                io.moia.router.proto.sample.SampleOuterClass.UnprocessableEntityError.newBuilder()
                    .setMessage(error.message)
                    .setCode(error.code)
                    .setPath(error.path)
                    .build()
            }
    }

Make sure you override createErrorBody and createUnprocessableEntityErrorBody to map error type to your proto error messages.

Open API validation support

The module router-openapi-request-validator can be used to validate an interaction against an OpenAPI specification. Internally we use the swagger-request-validator to achieve this.

This library validates:

  • if the resource used is documented in the OpenApi specification
  • if request and response can be successfully validated against the request and response schema
  • ...
testImplementation 'com.github.moia-dev.lambda-kotlin-request-router:router-openapi-request-validator:0.8.8'
    val validator = OpenApiValidator("openapi.yml")

    @Test
    fun `should handle and validate request`() {
        val request = GET("/tests")
            .withHeaders(mapOf("Accept" to "application/json"))

        val response = testHandler.handleRequest(request, mockk())

        validator.assertValidRequest(request)
        validator.assertValidResponse(request, response)
        validator.assertValid(request, response)
    }

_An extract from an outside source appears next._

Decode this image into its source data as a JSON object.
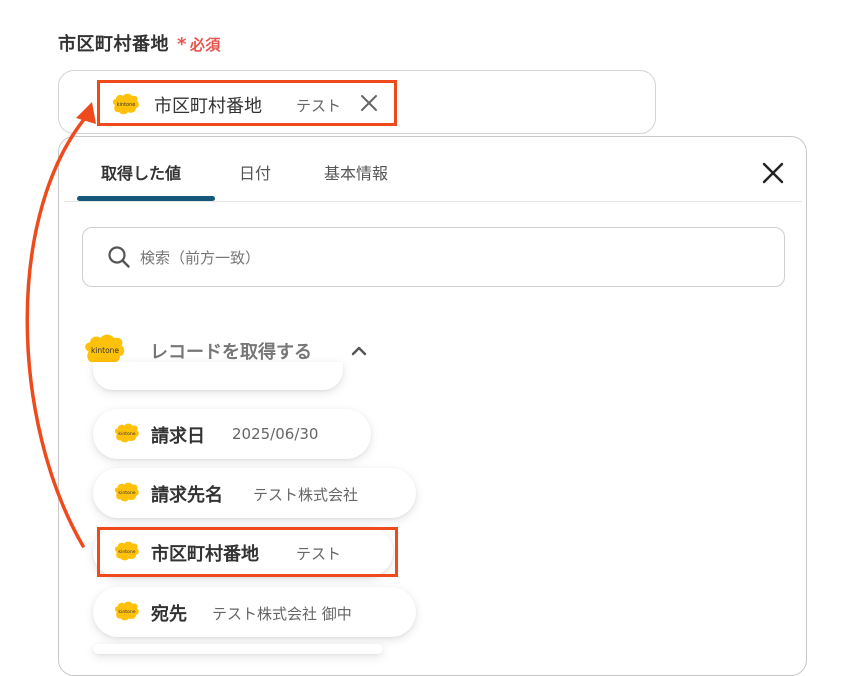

If you want to validate all the API interactions in your handler tests against the API specification you can use io.moia.router.openapi.ValidatingRequestRouterWrapper. This a wrapper around your RequestHandler which transparently validates request and response.

    private val validatingRequestRouter = ValidatingRequestRouterWrapper(TestRequestHandler(), "openapi.yml")

    @Test
    fun `should return response on successful validation`() {
        val response = validatingRequestRouter
            .handleRequest(GET("/tests").withAcceptHeader("application/json"), mockk())

        then(response.statusCode).isEqualTo(200)
    }